|| Dhauli hills ( ଧଉଳିଗିରି) are located on the banks of the river Daya, 8 km south of Bhubaneswar in Odisha . It is a hill with vast open space adjoining it, and has major Edicts of Ashoka engraved on a mass of rock, by the side of the road leading to the summit of the hill. Dhauli has major edicts of Ashoka engraved on a mass of rock. It is presumed to be the area of the bloody battle of Kalinga, won by the Mauryan emperor Ashoka in 265 BC. Although he conquered, but the horrors of having killed over thousands of people and the misery it inflicted on the people filled Ashoka with regret and brought about a sudden change of heart. He gave up his ambition of dig-vijaya (military conquest) in favour of dharma-vijay (spiritual conquest).
The great Mauryan king renounced the path of violence to embrace Buddhism and publicized his new maxims in rock edicts, installed in different parts around the empire.

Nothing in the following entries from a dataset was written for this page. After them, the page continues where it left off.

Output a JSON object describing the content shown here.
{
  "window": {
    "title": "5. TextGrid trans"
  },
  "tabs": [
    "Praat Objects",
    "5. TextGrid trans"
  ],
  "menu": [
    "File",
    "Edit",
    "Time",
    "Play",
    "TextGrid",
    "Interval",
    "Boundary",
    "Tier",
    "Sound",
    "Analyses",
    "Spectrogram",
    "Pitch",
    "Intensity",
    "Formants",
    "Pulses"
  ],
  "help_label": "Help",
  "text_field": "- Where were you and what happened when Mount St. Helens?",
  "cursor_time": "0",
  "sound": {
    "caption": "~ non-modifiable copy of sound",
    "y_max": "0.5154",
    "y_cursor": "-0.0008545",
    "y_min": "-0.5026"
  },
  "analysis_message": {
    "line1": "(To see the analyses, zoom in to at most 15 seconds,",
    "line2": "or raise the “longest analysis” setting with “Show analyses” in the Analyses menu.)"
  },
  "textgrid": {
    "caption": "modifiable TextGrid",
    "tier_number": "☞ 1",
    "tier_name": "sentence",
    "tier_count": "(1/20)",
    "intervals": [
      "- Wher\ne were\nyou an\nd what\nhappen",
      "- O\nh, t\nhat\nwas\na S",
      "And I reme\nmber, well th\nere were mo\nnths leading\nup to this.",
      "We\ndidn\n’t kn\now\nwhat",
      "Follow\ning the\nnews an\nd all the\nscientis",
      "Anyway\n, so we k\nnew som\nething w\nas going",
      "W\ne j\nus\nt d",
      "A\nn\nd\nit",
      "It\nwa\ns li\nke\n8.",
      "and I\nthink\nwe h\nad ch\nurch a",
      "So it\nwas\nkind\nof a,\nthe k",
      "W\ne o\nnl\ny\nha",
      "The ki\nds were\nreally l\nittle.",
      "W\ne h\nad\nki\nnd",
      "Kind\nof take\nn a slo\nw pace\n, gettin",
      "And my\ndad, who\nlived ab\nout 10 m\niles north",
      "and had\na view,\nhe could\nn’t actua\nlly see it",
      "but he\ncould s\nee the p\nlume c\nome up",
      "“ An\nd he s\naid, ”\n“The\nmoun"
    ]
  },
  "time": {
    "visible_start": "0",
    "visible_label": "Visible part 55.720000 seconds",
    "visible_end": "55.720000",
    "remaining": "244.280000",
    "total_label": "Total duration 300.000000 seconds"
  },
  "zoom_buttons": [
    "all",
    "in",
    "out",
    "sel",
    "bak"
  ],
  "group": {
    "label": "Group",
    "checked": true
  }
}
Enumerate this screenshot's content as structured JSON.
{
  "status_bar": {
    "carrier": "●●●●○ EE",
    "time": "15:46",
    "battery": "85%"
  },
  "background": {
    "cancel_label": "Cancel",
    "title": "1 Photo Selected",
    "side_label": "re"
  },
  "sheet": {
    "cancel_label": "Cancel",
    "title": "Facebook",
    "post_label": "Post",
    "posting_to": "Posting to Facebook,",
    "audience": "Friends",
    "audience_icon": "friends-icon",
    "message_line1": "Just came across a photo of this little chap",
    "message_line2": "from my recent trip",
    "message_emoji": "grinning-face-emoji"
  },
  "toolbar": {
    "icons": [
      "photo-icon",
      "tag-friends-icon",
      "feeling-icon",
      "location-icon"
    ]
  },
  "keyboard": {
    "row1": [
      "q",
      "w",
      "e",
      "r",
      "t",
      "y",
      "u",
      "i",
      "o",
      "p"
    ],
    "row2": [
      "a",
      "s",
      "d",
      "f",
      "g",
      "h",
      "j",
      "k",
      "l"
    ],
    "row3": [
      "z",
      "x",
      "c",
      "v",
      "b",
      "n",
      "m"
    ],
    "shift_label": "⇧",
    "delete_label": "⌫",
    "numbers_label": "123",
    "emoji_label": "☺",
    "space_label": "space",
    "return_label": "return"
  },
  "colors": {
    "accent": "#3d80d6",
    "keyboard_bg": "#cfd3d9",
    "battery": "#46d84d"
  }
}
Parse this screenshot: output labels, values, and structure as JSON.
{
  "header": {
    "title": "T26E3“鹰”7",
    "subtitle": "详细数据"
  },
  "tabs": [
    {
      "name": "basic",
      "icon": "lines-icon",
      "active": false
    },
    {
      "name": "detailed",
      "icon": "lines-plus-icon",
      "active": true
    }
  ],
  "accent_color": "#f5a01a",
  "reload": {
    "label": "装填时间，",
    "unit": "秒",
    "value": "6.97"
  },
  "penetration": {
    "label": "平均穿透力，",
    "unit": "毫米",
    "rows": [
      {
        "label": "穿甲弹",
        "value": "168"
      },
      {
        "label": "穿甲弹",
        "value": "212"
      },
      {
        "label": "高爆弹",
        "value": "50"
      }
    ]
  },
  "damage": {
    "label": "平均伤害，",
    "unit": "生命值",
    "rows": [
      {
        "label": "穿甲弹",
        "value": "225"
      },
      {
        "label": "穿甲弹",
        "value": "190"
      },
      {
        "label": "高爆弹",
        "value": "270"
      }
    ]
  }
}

One of these is here at the base of Dhauli hills, in which he proclaims, 'All men are my children', and expresses his concern to ensure impartially, non-violence, justice and compassion, an inscription in ancient brahmi script. The elephant which emerges from the rock above the inscription was probably meant to draw attention to the edict, and to serve as a symbol. Elephants are frequently associated with the Buddha, either as the form in which he is believed to have entered his mother's womb, as the form the Buddha assumed in a previous incarnation, or as the sacred symbol of Buddhism itself.
He saw to it that Dhauli became an important centre of Buddhist activities. He built several chaityas, stupas and pillars. On the top of the hill, a dazzling white peace pagoda has been built by the Japan Buddha Sangha and the Kalinga Nippon Buddha Sangha in the 1970s. The Dhauligiri hills also has an ancient Shiva temple which is the place for mass gathering during Shiva Ratri Celebrations.